Appeals of Reality-Based Moving Images
IN THE 1970S and 1980s, as if in reaction to the strong case for realism set forth by André Bazin and Siegfried Kracauer at mid-century, film-studies scholars alternately attacked, ignored, and redefined realism until by the last decade of the twentieth century, filmic realism was considered a non-issue in film studies. It had been shorn of both its earlier purported direct link with physical reality and its special credibility with regard to documentation. But suddenly, at the end of the century, the dead issue of realism reappeared on at least three media fronts. Along with the interest occasioned by special effects for Hollywood motion pictures (see chapter 3), there appeared on television a spate of news shows and reality programs such as hospital shows, police shows, and talk shows. And in documentary, compilations of photographs and personal reports such as Ken Burns' The Civil War drew large audiences.
When the Rodney King incident occurred in 1991, video footage of his being beaten by uniformed policemen shocked the general public, and the special credibility issue was thrust front and center once again. Media scholars “wanted to be as outraged as everyone else, ” reports Noël Carroll, but “theoretically they `had proven' antecedently that film and video could never convey truths, but only fictions. In order to negotiate this embarrassment, ” Carroll says, they “declared the doctrine of `strategic realism.' This seems to be the notion that if it suits your politics, then you can talk with the vulgar and act as if film images and videotape can be evidentiary, even though you know that, theoretically, this is a pipe dream” (pp. 55—56). But, in spite of the best efforts of some in the film studies establishment to belatedly embalm realism, it was back.

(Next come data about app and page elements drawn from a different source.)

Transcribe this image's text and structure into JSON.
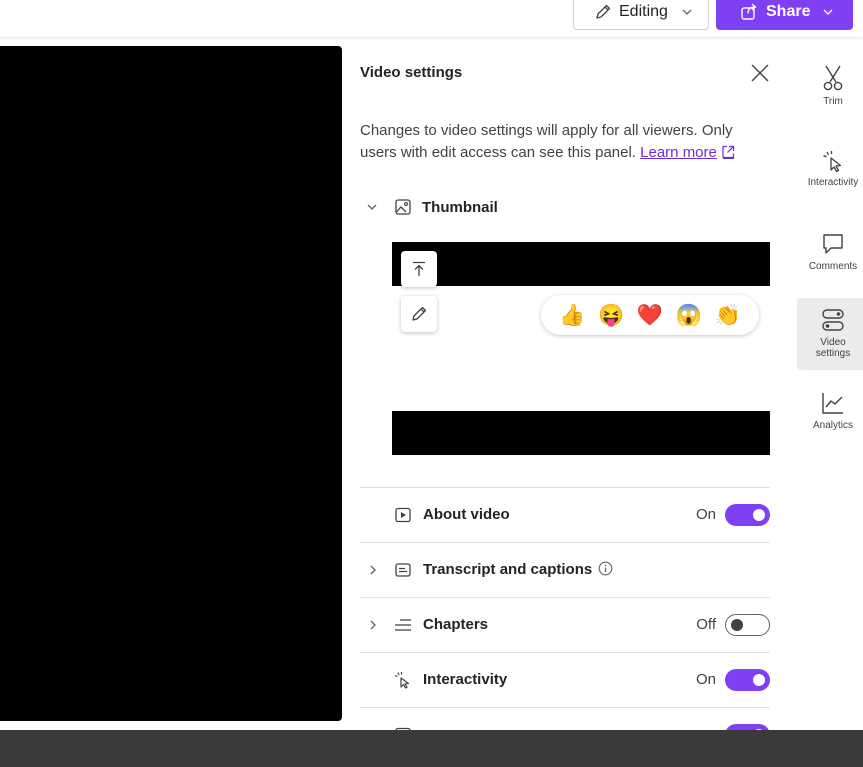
{
  "topbar": {
    "editing_label": "Editing",
    "share_label": "Share"
  },
  "panel": {
    "title": "Video settings",
    "description": "Changes to video settings will apply for all viewers. Only users with edit access can see this panel.",
    "learn_more": "Learn more",
    "thumbnail_label": "Thumbnail",
    "reactions": [
      "👍",
      "😝",
      "❤️",
      "😱",
      "👏"
    ],
    "rows": [
      {
        "label": "About video",
        "state": "On"
      },
      {
        "label": "Transcript and captions"
      },
      {
        "label": "Chapters",
        "state": "Off"
      },
      {
        "label": "Interactivity",
        "state": "On"
      }
    ]
  },
  "rail": {
    "items": [
      {
        "label": "Trim",
        "icon": "scissors-icon"
      },
      {
        "label": "Interactivity",
        "icon": "cursor-click-icon"
      },
      {
        "label": "Comments",
        "icon": "comment-icon"
      },
      {
        "label": "Video settings",
        "icon": "toggle-settings-icon"
      },
      {
        "label": "Analytics",
        "icon": "chart-line-icon"
      }
    ]
  },
  "colors": {
    "accent": "#7f3ff2",
    "link": "#6b2fd6",
    "bottom_bar": "#3a3a3a"
  }
}
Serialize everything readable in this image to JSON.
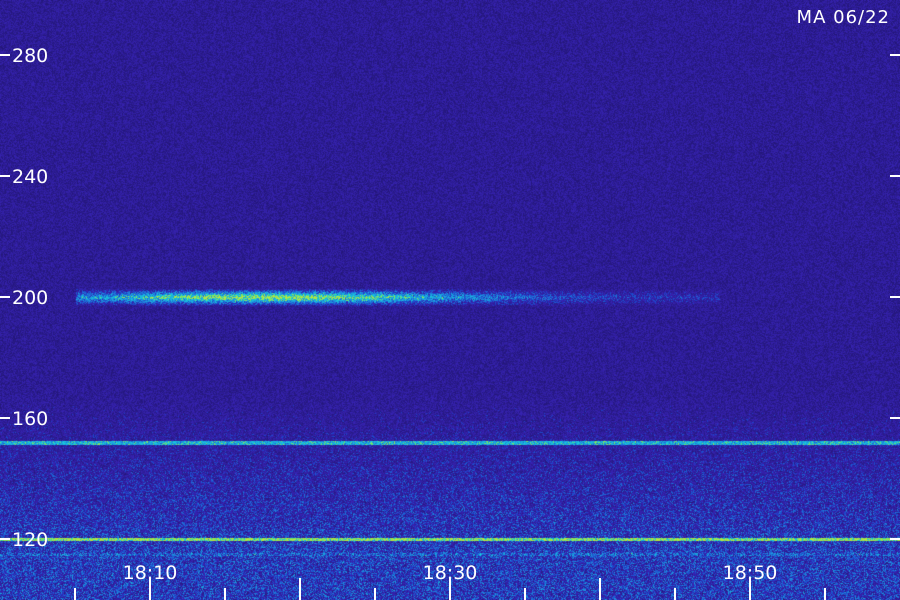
{
  "stamp": "MA 06/22",
  "colors": {
    "background": "#1d1478",
    "signal_low": "#2b3fd0",
    "signal_mid": "#1fa8d8",
    "signal_high": "#9cf07a",
    "text": "#ffffff"
  },
  "chart_data": {
    "type": "heatmap",
    "title": "",
    "xlabel": "",
    "ylabel": "",
    "y_ticks": [
      280,
      240,
      200,
      160,
      120
    ],
    "x_ticks": [
      "18:10",
      "18:30",
      "18:50"
    ],
    "x_tick_values_min": [
      10,
      30,
      50
    ],
    "xlim_min": [
      0,
      60
    ],
    "ylim": [
      110,
      290
    ],
    "x_minor_tick_step_min": 5,
    "features": [
      {
        "kind": "emission_band",
        "y": 200,
        "from_min": 5,
        "to_min": 48,
        "peak_min": 18,
        "intensity": "high"
      },
      {
        "kind": "continuous_line",
        "y": 152,
        "intensity": "mid"
      },
      {
        "kind": "continuous_line",
        "y": 120,
        "intensity": "high"
      },
      {
        "kind": "broadband_noise",
        "y_from": 110,
        "y_to": 170,
        "intensity": "mid"
      }
    ]
  }
}
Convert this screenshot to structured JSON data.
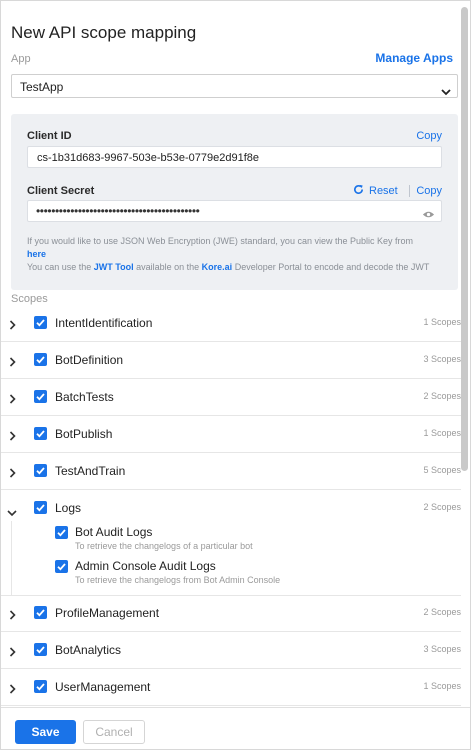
{
  "header": {
    "title": "New API scope mapping"
  },
  "app": {
    "label": "App",
    "manage_link": "Manage Apps",
    "selected": "TestApp"
  },
  "client": {
    "id_label": "Client ID",
    "id_copy": "Copy",
    "id_value": "cs-1b31d683-9967-503e-b53e-0779e2d91f8e",
    "secret_label": "Client Secret",
    "reset": "Reset",
    "secret_copy": "Copy",
    "secret_value": "•••••••••••••••••••••••••••••••••••••••••••"
  },
  "info": {
    "jwe_text": "If you would like to use JSON Web Encryption (JWE) standard, you can view the Public Key from",
    "here_link": "here",
    "tool_prefix": "You can use the",
    "jwt_tool": "JWT Tool",
    "tool_mid": "available on the",
    "kore": "Kore.ai",
    "tool_suffix": "Developer Portal to encode and decode the JWT"
  },
  "scopes": {
    "label": "Scopes",
    "items": [
      {
        "name": "IntentIdentification",
        "count": "1 Scopes"
      },
      {
        "name": "BotDefinition",
        "count": "3 Scopes"
      },
      {
        "name": "BatchTests",
        "count": "2 Scopes"
      },
      {
        "name": "BotPublish",
        "count": "1 Scopes"
      },
      {
        "name": "TestAndTrain",
        "count": "5 Scopes"
      },
      {
        "name": "Logs",
        "count": "2 Scopes"
      },
      {
        "name": "ProfileManagement",
        "count": "2 Scopes"
      },
      {
        "name": "BotAnalytics",
        "count": "3 Scopes"
      },
      {
        "name": "UserManagement",
        "count": "1 Scopes"
      }
    ],
    "logs_children": [
      {
        "name": "Bot Audit Logs",
        "desc": "To retrieve the changelogs of a particular bot"
      },
      {
        "name": "Admin Console Audit Logs",
        "desc": "To retrieve the changelogs from Bot Admin Console"
      }
    ]
  },
  "footer": {
    "save": "Save",
    "cancel": "Cancel"
  },
  "colors": {
    "accent": "#1a73e8",
    "panel_bg": "#eef0f3"
  },
  "icons": {
    "expand": "chevron-right-icon",
    "collapse": "chevron-down-icon",
    "checkbox": "checkbox-checked-icon",
    "reset": "refresh-icon",
    "visibility": "eye-icon"
  }
}
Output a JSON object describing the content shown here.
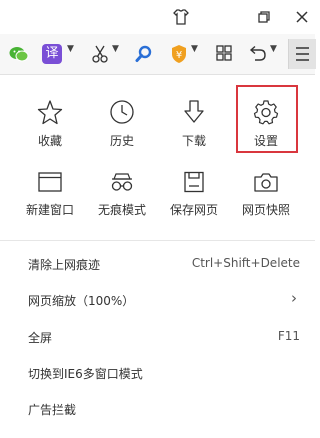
{
  "window": {
    "skin_label": "skin",
    "restore_label": "restore",
    "close_label": "close"
  },
  "toolbar": {
    "translate_label": "译"
  },
  "grid": [
    {
      "label": "收藏",
      "icon": "star-icon"
    },
    {
      "label": "历史",
      "icon": "clock-icon"
    },
    {
      "label": "下载",
      "icon": "download-arrow-icon"
    },
    {
      "label": "设置",
      "icon": "gear-icon"
    },
    {
      "label": "新建窗口",
      "icon": "new-window-icon"
    },
    {
      "label": "无痕模式",
      "icon": "incognito-glasses-icon"
    },
    {
      "label": "保存网页",
      "icon": "save-page-icon"
    },
    {
      "label": "网页快照",
      "icon": "camera-icon"
    }
  ],
  "menu": [
    {
      "label": "清除上网痕迹",
      "shortcut": "Ctrl+Shift+Delete"
    },
    {
      "label": "网页缩放（100%）",
      "shortcut": "›"
    },
    {
      "label": "全屏",
      "shortcut": "F11"
    },
    {
      "label": "切换到IE6多窗口模式",
      "shortcut": ""
    },
    {
      "label": "广告拦截",
      "shortcut": ""
    }
  ],
  "colors": {
    "highlight_border": "#d9363e",
    "translate_bg": "#7a4fd6",
    "search_blue": "#2a6fd6",
    "shield_orange": "#f0a020",
    "wechat_green": "#48b334"
  }
}
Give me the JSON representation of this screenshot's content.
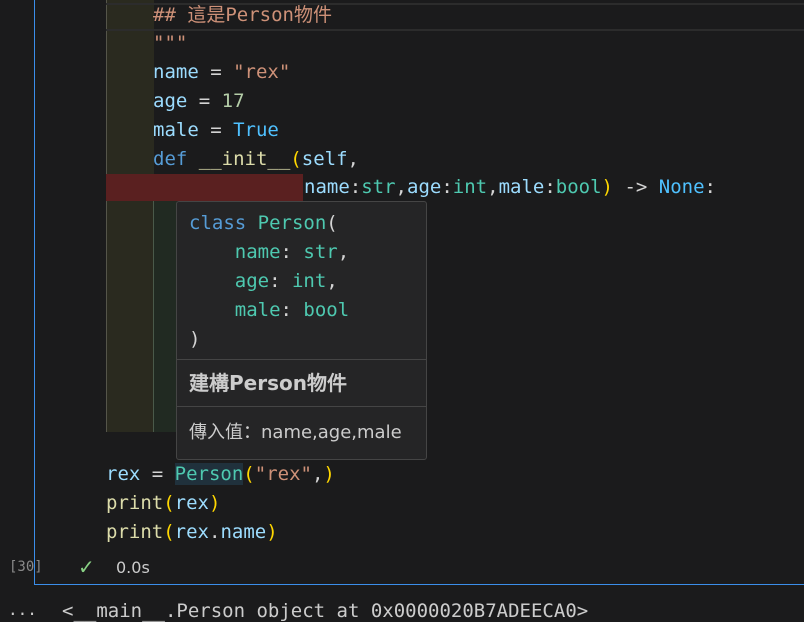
{
  "code_lines": {
    "l1": "## 這是Person物件",
    "l2": "\"\"\"",
    "l3_var": "name",
    "l3_op": " = ",
    "l3_val": "\"rex\"",
    "l4_var": "age",
    "l4_op": " = ",
    "l4_val": "17",
    "l5_var": "male",
    "l5_op": " = ",
    "l5_val": "True",
    "l6_kw": "def",
    "l6_fn": "__init__",
    "l6_paren": "(",
    "l6_self": "self",
    "l6_comma": ",",
    "l7_p1": "name",
    "l7_t1": "str",
    "l7_p2": "age",
    "l7_t2": "int",
    "l7_p3": "male",
    "l7_t3": "bool",
    "l7_paren": ")",
    "l7_arrow": " -> ",
    "l7_ret": "None",
    "l7_colon": ":",
    "l8_var": "rex",
    "l8_op": " = ",
    "l8_cls": "Person",
    "l8_open": "(",
    "l8_arg": "\"rex\"",
    "l8_comma": ",",
    "l8_close": ")",
    "l9_fn": "print",
    "l9_arg": "rex",
    "l10_fn": "print",
    "l10_arg1": "rex",
    "l10_arg2": "name"
  },
  "tooltip": {
    "sig_kw": "class",
    "sig_cls": "Person",
    "p1": "name",
    "t1": "str",
    "p2": "age",
    "t2": "int",
    "p3": "male",
    "t3": "bool",
    "title": "建構Person物件",
    "description": "傳入值：name,age,male"
  },
  "cell_status": {
    "execution_count": "[30]",
    "duration": "0.0s",
    "status_icon": "check-icon"
  },
  "output": {
    "more": "...",
    "text": "<__main__.Person object at 0x0000020B7ADEECA0>"
  },
  "colors": {
    "accent": "#3b8eea",
    "success": "#89d185",
    "error_bg": "#5a2020"
  }
}
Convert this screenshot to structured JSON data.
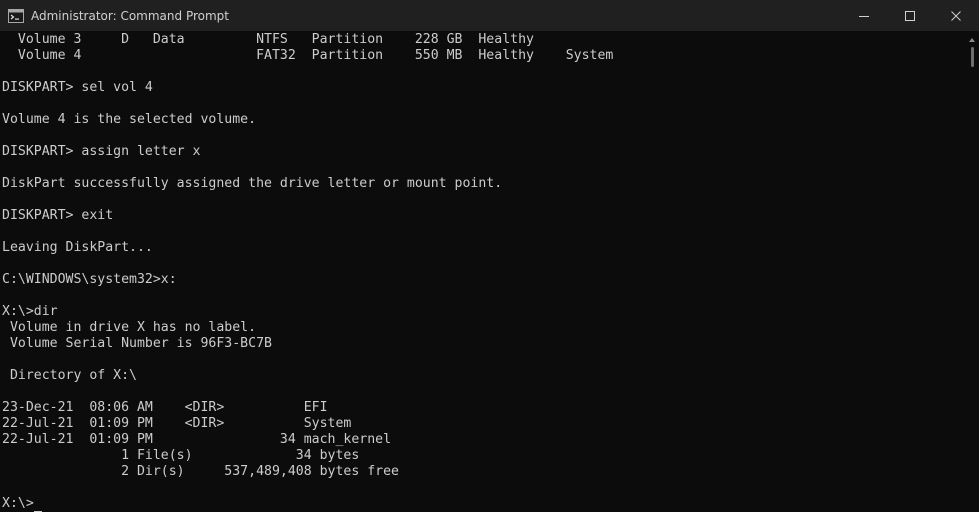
{
  "window": {
    "title": "Administrator: Command Prompt",
    "icon": "cmd-icon"
  },
  "controls": {
    "minimize": "minimize-icon",
    "maximize": "maximize-icon",
    "close": "close-icon"
  },
  "console": {
    "lines": [
      "  Volume 3     D   Data         NTFS   Partition    228 GB  Healthy",
      "  Volume 4                      FAT32  Partition    550 MB  Healthy    System",
      "",
      "DISKPART> sel vol 4",
      "",
      "Volume 4 is the selected volume.",
      "",
      "DISKPART> assign letter x",
      "",
      "DiskPart successfully assigned the drive letter or mount point.",
      "",
      "DISKPART> exit",
      "",
      "Leaving DiskPart...",
      "",
      "C:\\WINDOWS\\system32>x:",
      "",
      "X:\\>dir",
      " Volume in drive X has no label.",
      " Volume Serial Number is 96F3-BC7B",
      "",
      " Directory of X:\\",
      "",
      "23-Dec-21  08:06 AM    <DIR>          EFI",
      "22-Jul-21  01:09 PM    <DIR>          System",
      "22-Jul-21  01:09 PM                34 mach_kernel",
      "               1 File(s)             34 bytes",
      "               2 Dir(s)     537,489,408 bytes free",
      "",
      "X:\\>"
    ]
  }
}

Judging from the essays in this section, one would conclude that in the century's final decade, realism returned to life not only in practice but in theory as well. Dirk Eitzen asserts in “Documentary's Peculiar Appeals” that “[s]ignificance is what matters to us at any given moment. It does not originate in the `space between subjects' or the `system of signifiers.' To the contrary, it is grounded in the impact on our body of whatever registers in our senses and our mind.” And in “Reality Programming: Evolutionary Models of Film and Television Viewership, ” William Evans surmises that “[i]ndeed, the realism of television and film content is one of the most relevant factors in explaining why people prefer television and film content and why they consume so much of it.” Realism is, of course, a central concept in ecological theories of perception. However, the issue of realism in all its complexity in the visual culture of our day goes beyond the pale of perception to incorporate questions that traditionally belong to the study of cognition, rhetoric, and narrative. The essays included in this chapter grapple with reality-based moving images in that larger context; their authors are film theorists and communication theorists—media philosophers, if you will. They and others like them